#### [Exercise brief]
What lines of the data hold the string "Methods"? Pull each one out.
■ ■ ■ ■ ■
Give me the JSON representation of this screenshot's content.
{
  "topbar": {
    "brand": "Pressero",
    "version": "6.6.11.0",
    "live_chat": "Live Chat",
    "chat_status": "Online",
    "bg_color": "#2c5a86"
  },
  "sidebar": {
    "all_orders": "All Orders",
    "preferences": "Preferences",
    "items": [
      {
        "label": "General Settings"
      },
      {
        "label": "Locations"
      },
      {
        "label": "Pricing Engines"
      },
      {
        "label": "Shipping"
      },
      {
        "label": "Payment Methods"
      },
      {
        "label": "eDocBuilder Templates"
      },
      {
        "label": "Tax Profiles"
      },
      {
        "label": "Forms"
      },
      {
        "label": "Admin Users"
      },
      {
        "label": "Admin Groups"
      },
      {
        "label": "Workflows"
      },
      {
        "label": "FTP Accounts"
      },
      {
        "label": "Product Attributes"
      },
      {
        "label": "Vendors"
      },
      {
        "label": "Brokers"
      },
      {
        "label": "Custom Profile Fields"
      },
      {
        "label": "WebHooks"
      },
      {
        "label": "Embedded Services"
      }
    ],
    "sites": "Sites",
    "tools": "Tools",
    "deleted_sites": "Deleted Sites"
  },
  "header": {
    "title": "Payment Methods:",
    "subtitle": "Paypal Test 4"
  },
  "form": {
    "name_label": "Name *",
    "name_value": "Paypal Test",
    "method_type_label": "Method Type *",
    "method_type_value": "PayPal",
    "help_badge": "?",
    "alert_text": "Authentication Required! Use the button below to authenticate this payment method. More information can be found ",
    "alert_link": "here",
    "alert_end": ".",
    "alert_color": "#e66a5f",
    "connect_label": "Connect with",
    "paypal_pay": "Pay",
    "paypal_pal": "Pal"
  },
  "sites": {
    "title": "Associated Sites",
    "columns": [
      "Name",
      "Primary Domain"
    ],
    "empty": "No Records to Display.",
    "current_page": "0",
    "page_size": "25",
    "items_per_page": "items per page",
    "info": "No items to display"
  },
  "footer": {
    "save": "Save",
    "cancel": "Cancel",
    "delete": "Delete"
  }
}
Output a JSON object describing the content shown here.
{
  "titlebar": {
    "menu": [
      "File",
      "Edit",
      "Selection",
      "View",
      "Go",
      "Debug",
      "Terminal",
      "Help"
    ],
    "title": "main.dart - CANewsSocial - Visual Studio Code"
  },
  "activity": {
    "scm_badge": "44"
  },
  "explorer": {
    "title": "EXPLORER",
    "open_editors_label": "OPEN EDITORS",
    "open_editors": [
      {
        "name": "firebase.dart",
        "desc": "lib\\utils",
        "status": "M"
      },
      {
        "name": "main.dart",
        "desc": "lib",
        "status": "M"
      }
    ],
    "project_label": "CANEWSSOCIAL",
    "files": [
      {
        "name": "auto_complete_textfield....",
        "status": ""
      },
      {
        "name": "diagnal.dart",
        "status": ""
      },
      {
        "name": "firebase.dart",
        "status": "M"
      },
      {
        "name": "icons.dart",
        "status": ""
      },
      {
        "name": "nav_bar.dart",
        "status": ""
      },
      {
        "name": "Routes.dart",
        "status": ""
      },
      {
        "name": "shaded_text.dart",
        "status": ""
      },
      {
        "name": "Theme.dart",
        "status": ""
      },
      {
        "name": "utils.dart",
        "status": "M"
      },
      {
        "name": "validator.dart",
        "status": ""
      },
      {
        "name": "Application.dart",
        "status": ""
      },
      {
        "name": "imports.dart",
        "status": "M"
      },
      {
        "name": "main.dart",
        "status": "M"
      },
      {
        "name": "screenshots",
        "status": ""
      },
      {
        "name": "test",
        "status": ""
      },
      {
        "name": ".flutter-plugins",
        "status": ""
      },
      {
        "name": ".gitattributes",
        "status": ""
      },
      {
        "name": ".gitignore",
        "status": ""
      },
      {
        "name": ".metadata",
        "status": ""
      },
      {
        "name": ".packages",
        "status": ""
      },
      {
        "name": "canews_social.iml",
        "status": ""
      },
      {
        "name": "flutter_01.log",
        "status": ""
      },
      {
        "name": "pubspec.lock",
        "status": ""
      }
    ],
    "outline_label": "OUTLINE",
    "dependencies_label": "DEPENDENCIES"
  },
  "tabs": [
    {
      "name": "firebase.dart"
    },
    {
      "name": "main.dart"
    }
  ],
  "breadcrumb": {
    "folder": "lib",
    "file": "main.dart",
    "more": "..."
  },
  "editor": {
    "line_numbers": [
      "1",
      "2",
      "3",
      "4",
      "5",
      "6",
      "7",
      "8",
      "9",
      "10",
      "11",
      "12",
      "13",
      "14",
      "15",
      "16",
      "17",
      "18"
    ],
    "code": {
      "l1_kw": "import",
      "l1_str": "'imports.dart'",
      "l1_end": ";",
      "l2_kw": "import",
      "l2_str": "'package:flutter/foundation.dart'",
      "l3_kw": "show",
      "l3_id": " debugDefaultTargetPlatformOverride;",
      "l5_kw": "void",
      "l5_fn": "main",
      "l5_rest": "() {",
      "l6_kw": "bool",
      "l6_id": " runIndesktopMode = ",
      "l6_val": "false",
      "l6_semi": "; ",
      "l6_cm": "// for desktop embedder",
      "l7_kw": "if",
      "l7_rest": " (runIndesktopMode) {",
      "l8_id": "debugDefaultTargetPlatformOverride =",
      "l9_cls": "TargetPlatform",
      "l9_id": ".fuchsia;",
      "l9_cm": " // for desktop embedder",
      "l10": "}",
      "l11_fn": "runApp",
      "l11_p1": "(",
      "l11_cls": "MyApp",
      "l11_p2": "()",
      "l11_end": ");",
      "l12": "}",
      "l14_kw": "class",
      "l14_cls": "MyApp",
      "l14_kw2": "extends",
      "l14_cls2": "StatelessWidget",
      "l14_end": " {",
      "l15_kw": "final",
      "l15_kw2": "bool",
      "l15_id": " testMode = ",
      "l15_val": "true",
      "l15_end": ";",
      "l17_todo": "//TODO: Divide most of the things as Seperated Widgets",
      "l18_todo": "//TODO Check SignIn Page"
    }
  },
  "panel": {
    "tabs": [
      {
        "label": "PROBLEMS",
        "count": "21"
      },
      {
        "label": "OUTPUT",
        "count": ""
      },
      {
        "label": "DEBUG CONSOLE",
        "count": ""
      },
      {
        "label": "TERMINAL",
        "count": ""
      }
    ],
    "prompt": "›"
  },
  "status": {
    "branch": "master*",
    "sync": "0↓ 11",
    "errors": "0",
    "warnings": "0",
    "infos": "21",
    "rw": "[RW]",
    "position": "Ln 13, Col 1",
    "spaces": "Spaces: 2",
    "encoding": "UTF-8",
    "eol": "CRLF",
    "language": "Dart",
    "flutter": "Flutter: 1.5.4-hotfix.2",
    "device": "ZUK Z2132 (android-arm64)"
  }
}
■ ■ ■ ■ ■
#### [Answer to this exercise]
        "label": "Payment Methods"
    "title": "Payment Methods:",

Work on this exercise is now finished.